Anyway, I watched Cars 3 on my Panasonic 4K panel using the Oppo UDP-205 as the source and as mentioned above, I was blown away completely by the video quality. This may be the best 4K disc I've seen so far. It's appreciably better than the still-excellent Cars 3 Blu-ray, with a more stable picture, colours and backgrounds that nearly jump off the screen at you, and textures that almost seem as if you could reach out and touch them. Check out the metallic flecks in Lightning's new paint scheme - as with many other things in the movie, they just don't come through in 1080p like they do in 4K. It's really outstanding.
Heck, the backgrounds these Pixar folks have created look so real it's almost as if they're using real locations - except that I don't remember real places having rock outcroppings that look like the finned buttocks of 1950's cars.
The audio is presented in Dolby Atmos, which is backward compatible with 5.1 and 7.1 home theatres. Mine is 5.1, using Rotel's newest RAP-1580 "unreceiver," and Cars 3 sounded just great - as with the video, the sound is reference quality. The Blu-ray, by the way, gets a DTS-HD Master Audio 7.1 lossless soundtrack that's also very good. Both versions make good use of the surround channels, and the subwoofer, though I expected to find more surround. Still, when it counts - such as the racing venues teeming with fans and ambient sounds - all channels come through very well indeed.
As is typical of Disney, you also get plenty of extras spread across the two Blu-ray discs. Disc One contains the 1080p version of Cars 3 as well as an audio commentary in which the director, producers and others of that ilk talk about the Cars franchise, technical info about the production and how - surprise, surprise - they worked to ensure "diversity" in the voice cast (I guess they had some extra diversity boxes to tick).
The disc also includes "Lou," a Pixar short (these are always welcome and have a grand tradition stretching back to "Knick Knack", which predates the first Toy Story). There's also a fake commercial (billed on the box as an "all-new Mini movie") "Miss Fritter's Racing Skoool", and a feature on "Cruz Ramirez: The Yellow Car That Could."
Disc Two comes with a five part "Behind the Scenes" feature that's pretty interesting and which covers many aspects of the film's genesis. You also get cast and crew members talking about their first cars, some deleted scenes, trailers and assorted promos.
I have no idea if Cars 3 will be the series' swan song, but if it is the series is going out on a reasonably high note. The issues of dealing with aging and the passing of the torch are handled well and really elevate Cars 3 from mere family fare to something more involving for adults.

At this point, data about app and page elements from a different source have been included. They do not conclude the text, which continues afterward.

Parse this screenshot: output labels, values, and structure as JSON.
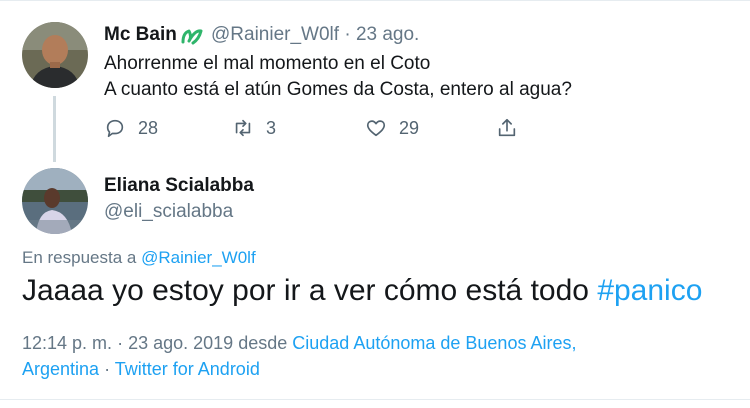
{
  "tweet1": {
    "author_name": "Mc Bain",
    "handle": "@Rainier_W0lf",
    "separator": "·",
    "date": "23 ago.",
    "line1": "Ahorrenme el mal momento en el Coto",
    "line2": "A cuanto está el atún Gomes da Costa, entero al agua?",
    "replies": "28",
    "retweets": "3",
    "likes": "29",
    "icons": [
      "comment-icon",
      "retweet-icon",
      "heart-icon",
      "share-icon"
    ]
  },
  "tweet2": {
    "author_name": "Eliana Scialabba",
    "handle": "@eli_scialabba",
    "reply_prefix": "En respuesta a",
    "reply_to": "@Rainier_W0lf",
    "text": "Jaaaa yo estoy por ir a ver cómo está todo",
    "hashtag": "#panico",
    "time": "12:14 p. m.",
    "date": "23 ago. 2019",
    "from_word": "desde",
    "location_line1": "Ciudad Autónoma de Buenos Aires,",
    "location_line2": "Argentina",
    "client": "Twitter for Android"
  },
  "colors": {
    "link": "#1da1f2",
    "secondary": "#657786",
    "text": "#14171a"
  }
}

And if you want to see just how good your home theatre can look and sound, this is definitely a title for you.
Copyright 2017 Jim Bray
Jim Bray's columns are available from the TechnoFile Syndicate.